## DATA PROVIDED
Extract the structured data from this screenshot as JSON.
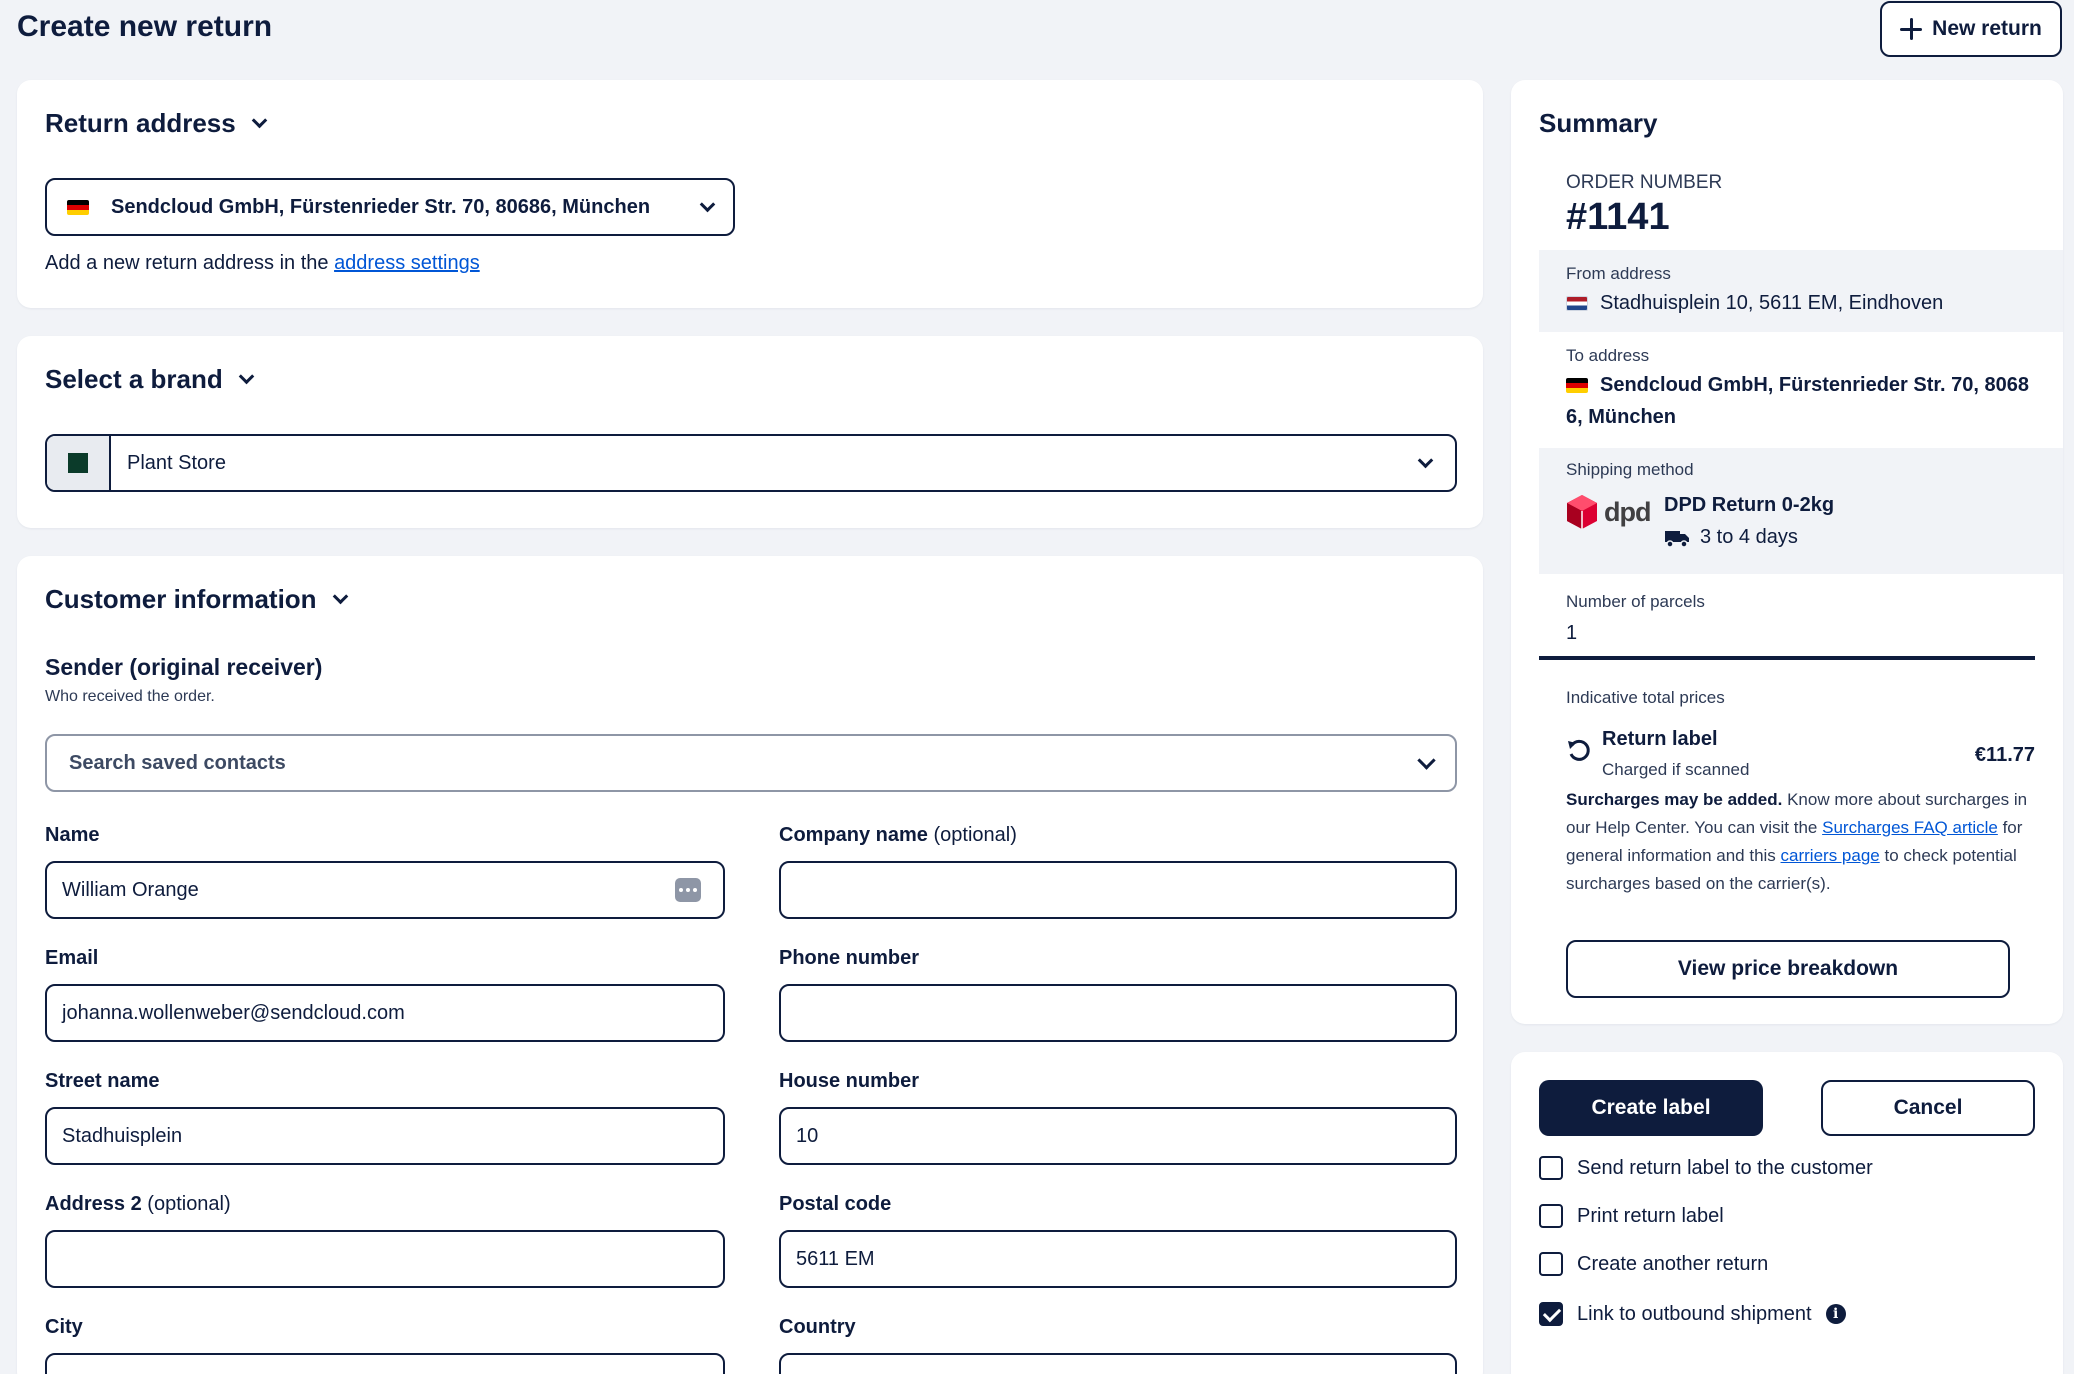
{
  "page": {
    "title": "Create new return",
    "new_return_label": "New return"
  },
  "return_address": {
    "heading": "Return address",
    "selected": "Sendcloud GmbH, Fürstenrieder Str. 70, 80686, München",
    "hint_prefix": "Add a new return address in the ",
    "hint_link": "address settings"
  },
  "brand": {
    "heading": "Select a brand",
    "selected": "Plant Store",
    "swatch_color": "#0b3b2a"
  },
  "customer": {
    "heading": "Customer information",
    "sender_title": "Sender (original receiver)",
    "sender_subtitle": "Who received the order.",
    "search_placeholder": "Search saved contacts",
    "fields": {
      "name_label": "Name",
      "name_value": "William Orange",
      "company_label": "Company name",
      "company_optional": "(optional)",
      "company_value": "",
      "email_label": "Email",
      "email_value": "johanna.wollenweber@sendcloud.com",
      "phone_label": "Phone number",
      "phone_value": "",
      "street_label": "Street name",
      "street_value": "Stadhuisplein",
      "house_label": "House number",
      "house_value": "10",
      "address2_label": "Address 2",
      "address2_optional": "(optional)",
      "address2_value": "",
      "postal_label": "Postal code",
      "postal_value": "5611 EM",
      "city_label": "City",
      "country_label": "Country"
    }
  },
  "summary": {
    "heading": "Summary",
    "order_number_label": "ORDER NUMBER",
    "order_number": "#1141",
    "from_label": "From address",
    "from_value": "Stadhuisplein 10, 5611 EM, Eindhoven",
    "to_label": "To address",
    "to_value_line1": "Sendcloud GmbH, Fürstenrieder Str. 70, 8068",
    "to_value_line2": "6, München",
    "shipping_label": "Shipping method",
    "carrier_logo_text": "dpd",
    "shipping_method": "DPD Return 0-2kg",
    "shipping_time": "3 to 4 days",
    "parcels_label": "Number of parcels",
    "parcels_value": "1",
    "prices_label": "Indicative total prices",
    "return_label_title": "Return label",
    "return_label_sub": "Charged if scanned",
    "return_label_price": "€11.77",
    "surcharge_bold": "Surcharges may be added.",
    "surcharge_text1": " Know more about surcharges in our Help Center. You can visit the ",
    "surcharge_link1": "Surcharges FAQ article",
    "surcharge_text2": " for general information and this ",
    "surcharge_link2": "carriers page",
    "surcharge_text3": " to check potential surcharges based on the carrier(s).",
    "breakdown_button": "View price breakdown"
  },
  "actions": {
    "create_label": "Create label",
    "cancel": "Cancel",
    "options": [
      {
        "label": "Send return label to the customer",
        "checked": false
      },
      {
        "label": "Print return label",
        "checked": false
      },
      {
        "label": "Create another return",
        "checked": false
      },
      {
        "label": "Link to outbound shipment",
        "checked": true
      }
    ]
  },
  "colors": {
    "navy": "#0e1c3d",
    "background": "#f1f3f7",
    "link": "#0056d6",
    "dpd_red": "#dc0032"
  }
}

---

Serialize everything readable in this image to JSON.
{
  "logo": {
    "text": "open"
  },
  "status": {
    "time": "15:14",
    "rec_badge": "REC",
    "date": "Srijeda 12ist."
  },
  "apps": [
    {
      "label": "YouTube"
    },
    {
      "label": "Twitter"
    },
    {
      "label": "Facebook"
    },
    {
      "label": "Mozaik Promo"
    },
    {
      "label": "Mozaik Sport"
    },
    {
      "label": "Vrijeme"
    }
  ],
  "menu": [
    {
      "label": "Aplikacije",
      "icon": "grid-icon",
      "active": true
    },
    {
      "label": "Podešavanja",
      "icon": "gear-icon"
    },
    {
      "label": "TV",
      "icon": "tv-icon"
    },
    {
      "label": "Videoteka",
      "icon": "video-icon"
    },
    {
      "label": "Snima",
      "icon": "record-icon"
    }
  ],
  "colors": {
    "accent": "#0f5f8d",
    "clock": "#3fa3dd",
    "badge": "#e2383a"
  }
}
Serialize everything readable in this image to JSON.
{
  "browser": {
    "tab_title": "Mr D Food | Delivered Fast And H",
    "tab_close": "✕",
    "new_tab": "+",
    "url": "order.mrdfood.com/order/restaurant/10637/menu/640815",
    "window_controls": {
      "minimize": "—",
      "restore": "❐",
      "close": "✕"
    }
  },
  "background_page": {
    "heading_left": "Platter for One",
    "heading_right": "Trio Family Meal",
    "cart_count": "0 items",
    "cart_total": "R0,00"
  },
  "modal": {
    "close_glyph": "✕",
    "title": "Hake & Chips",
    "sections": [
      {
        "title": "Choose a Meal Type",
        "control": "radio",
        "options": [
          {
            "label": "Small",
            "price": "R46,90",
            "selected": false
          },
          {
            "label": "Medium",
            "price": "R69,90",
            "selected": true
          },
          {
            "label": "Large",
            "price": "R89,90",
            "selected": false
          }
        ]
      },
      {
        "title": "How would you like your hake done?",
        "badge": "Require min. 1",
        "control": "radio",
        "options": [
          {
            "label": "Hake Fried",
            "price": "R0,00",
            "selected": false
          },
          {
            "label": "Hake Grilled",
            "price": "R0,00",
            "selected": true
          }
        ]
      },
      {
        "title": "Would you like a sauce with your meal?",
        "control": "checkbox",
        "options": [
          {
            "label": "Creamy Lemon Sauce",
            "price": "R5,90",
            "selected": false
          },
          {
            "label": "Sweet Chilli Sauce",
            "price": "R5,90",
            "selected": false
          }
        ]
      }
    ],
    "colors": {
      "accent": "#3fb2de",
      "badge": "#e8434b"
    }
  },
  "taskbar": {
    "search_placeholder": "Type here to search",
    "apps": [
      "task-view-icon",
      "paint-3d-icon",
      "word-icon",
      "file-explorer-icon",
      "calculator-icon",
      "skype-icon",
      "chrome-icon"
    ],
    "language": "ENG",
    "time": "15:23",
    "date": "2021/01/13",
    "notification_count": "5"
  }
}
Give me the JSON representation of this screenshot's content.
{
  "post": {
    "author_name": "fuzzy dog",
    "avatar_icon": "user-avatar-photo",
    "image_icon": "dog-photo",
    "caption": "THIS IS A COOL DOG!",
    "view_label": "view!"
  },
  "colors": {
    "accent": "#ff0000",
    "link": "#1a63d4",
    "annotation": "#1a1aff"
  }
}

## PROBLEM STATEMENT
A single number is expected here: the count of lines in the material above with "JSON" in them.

## ANSWER SPACE
4